— Exercise prompt —
Copy each line of the entries beneath that contains the word "Webmail".

— Data for analysis —
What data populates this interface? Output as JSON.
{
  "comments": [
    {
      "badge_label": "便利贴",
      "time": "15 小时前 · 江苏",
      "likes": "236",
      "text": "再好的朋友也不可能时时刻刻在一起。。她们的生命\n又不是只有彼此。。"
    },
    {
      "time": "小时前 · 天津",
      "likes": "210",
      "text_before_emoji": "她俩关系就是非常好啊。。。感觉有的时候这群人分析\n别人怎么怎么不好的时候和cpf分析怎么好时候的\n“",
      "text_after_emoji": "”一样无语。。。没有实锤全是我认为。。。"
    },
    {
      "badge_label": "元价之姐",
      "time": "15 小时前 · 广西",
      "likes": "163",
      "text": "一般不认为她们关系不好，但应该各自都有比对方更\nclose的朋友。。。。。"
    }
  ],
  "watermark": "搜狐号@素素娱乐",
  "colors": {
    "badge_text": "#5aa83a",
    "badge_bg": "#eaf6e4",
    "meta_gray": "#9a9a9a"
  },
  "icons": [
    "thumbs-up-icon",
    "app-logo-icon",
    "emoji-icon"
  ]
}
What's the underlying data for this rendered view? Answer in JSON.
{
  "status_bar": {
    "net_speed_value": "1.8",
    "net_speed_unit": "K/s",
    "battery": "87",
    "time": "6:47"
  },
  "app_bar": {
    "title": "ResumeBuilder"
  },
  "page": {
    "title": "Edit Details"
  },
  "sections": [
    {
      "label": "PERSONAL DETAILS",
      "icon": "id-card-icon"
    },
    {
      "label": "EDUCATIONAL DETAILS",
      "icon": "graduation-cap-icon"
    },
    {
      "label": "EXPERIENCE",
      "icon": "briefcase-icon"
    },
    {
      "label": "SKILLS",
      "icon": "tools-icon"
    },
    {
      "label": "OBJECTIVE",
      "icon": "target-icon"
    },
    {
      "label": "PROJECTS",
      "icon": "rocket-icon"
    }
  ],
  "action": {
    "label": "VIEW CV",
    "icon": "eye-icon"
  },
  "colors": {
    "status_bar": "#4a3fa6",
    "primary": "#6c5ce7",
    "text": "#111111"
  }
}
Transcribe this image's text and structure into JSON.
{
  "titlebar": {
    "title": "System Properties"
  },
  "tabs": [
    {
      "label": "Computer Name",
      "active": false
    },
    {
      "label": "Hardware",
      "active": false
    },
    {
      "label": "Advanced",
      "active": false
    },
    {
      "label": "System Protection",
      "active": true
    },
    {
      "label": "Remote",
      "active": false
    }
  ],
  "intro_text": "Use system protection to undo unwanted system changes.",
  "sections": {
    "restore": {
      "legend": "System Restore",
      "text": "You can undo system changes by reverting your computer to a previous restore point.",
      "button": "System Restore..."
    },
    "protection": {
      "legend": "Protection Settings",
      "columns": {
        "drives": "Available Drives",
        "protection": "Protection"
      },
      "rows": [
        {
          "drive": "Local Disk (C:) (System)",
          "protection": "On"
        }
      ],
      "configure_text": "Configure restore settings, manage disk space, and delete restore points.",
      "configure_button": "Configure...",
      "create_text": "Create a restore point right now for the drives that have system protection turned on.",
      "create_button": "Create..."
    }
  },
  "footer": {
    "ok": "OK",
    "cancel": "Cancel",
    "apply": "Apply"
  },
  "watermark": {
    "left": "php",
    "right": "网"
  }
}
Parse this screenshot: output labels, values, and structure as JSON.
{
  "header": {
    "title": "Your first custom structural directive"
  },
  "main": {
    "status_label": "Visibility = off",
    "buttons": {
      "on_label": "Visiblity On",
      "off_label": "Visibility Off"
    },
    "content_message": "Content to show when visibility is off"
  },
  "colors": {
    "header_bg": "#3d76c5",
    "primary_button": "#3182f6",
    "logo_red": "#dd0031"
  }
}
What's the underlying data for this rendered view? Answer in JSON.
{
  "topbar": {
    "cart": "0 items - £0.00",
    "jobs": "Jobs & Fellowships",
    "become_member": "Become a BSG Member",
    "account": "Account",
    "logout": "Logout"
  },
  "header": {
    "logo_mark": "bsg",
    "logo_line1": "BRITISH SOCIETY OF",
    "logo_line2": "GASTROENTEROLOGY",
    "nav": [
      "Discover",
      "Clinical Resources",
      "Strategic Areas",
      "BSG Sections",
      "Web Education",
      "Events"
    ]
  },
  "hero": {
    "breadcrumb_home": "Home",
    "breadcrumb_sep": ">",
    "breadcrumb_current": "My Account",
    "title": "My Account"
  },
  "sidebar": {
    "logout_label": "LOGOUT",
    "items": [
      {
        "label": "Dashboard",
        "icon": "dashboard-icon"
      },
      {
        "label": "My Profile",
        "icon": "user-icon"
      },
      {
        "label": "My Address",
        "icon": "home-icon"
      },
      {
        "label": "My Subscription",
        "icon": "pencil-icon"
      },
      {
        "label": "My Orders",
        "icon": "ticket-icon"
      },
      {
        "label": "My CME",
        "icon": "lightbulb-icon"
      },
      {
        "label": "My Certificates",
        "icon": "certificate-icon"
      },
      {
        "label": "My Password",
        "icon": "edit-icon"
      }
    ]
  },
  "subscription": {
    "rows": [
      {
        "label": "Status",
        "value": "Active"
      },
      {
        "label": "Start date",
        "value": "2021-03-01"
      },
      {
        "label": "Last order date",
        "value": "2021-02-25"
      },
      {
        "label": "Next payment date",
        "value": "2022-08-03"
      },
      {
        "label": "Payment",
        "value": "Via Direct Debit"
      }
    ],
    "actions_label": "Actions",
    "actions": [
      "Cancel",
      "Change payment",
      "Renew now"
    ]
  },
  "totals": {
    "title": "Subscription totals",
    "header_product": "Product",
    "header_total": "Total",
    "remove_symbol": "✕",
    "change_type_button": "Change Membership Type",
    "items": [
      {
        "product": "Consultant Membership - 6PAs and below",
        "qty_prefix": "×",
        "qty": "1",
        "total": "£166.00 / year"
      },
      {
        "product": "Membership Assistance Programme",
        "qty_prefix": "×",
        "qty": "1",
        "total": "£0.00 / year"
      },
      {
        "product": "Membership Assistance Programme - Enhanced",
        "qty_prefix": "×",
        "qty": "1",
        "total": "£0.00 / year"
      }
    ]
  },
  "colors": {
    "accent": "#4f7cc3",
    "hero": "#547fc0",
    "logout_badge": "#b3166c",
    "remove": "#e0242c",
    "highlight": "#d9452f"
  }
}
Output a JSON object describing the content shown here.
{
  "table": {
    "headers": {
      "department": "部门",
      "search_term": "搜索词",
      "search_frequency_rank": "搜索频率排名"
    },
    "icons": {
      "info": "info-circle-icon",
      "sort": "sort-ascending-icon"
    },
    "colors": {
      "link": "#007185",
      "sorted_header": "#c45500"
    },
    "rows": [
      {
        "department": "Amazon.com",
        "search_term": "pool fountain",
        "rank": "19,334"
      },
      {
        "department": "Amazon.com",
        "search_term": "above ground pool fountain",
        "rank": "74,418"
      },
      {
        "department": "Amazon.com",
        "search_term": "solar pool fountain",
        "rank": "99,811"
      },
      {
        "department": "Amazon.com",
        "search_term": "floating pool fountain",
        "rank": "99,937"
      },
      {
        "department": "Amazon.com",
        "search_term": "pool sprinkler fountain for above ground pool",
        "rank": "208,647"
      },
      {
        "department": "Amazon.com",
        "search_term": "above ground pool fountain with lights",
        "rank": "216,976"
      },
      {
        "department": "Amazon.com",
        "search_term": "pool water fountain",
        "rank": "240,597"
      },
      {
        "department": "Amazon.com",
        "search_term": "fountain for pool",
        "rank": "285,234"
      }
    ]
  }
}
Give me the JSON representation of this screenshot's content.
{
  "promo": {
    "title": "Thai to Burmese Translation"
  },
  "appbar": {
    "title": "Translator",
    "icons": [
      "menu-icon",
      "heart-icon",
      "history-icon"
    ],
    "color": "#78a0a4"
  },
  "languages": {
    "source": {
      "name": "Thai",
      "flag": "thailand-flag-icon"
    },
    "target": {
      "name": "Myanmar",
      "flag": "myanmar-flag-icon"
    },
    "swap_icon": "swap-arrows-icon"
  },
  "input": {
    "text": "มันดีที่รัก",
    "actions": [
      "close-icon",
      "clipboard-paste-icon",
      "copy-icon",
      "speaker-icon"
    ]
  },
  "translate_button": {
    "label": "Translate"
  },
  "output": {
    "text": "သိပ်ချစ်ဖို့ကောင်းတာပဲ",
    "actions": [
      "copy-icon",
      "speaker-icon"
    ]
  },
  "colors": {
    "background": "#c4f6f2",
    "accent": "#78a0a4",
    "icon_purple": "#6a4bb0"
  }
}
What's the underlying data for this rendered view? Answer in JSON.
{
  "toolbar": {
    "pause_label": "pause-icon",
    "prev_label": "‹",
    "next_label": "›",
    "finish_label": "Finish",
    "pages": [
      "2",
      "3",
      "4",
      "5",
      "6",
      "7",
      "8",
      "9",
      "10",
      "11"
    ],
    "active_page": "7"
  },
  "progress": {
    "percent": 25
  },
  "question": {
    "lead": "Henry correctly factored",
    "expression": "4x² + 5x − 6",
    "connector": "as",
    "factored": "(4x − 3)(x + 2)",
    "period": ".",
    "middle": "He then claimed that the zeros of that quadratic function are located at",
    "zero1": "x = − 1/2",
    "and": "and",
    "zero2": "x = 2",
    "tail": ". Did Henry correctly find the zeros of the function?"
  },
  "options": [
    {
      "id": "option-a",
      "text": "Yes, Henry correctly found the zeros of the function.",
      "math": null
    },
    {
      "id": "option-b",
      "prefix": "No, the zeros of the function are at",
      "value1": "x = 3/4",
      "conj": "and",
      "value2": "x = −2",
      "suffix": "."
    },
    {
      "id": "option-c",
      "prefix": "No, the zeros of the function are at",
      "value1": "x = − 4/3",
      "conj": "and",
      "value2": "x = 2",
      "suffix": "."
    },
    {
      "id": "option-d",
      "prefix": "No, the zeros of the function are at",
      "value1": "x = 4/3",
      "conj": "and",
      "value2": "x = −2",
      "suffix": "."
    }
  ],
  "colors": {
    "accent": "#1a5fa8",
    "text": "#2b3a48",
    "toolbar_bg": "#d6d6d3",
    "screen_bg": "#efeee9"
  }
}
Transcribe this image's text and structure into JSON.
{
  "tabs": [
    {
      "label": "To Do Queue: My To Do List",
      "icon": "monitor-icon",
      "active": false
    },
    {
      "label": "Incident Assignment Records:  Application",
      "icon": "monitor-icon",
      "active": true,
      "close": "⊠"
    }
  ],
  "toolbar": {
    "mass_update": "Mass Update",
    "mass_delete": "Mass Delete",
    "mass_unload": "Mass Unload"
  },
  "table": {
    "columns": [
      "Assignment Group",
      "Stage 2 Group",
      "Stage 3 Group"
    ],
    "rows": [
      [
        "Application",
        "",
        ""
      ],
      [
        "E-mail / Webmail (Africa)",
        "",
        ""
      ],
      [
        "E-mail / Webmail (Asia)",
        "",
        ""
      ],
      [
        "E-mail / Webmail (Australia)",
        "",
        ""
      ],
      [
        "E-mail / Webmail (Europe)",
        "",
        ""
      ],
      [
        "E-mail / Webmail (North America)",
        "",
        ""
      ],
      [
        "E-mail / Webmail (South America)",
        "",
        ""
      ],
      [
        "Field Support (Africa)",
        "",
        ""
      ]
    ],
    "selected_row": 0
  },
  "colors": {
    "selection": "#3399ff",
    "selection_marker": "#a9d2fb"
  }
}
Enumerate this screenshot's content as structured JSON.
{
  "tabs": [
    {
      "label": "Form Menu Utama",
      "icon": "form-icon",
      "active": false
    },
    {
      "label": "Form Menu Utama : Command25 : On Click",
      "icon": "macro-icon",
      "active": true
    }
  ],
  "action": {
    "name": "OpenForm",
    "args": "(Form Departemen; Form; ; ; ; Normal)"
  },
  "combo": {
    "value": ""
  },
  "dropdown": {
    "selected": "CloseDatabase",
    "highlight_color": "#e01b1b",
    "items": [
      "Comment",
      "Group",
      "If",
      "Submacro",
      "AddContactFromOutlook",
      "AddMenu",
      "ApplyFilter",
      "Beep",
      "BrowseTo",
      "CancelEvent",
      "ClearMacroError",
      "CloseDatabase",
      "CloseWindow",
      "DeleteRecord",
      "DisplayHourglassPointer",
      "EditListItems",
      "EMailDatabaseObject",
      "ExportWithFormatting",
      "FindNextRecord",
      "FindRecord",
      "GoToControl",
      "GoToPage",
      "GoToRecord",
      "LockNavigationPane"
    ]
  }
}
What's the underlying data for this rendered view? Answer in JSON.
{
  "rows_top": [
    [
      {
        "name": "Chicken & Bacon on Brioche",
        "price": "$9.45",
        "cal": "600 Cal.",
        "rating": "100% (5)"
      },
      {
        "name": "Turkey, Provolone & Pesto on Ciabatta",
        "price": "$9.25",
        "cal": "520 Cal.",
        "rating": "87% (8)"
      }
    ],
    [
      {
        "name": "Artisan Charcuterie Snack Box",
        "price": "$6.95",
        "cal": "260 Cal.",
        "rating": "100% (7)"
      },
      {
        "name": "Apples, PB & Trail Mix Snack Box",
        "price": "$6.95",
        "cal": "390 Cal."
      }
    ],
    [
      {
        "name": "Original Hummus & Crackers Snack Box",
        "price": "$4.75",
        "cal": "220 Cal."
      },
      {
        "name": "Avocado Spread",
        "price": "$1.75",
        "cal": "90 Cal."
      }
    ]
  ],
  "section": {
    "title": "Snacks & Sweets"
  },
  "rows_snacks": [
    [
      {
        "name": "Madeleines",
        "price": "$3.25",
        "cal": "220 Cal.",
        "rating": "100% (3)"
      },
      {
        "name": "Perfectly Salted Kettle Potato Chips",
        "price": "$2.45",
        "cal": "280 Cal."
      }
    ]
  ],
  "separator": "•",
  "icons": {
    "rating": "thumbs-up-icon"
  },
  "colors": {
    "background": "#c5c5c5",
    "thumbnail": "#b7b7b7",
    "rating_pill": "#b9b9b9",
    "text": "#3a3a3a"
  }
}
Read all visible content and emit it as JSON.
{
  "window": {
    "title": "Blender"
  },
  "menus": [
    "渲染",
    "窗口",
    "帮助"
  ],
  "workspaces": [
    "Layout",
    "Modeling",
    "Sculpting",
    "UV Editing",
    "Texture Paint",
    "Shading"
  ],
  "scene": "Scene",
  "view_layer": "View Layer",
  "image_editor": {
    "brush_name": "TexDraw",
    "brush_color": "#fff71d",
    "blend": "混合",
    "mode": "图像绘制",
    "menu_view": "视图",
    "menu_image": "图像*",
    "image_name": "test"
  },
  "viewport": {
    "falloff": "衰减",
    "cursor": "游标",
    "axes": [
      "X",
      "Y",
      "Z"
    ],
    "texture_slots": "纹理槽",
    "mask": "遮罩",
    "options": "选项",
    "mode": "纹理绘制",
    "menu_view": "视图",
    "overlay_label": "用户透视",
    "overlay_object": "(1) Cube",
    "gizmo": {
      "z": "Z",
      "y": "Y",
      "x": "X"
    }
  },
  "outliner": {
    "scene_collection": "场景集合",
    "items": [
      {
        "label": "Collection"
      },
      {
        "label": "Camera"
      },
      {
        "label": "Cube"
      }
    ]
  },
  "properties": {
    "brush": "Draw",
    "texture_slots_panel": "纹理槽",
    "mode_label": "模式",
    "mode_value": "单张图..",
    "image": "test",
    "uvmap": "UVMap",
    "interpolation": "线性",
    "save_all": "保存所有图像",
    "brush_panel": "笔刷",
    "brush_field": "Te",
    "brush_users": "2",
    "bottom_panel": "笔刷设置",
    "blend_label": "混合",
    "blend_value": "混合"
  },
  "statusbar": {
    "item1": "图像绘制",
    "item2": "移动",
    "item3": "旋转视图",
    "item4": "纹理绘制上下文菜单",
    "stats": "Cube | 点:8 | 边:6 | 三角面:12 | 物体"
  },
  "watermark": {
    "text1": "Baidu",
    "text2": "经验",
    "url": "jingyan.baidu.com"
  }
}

— Output of the task —
        "E-mail / Webmail (Africa)",
        "E-mail / Webmail (Asia)",
        "E-mail / Webmail (Australia)",
        "E-mail / Webmail (Europe)",
        "E-mail / Webmail (North America)",
        "E-mail / Webmail (South America)",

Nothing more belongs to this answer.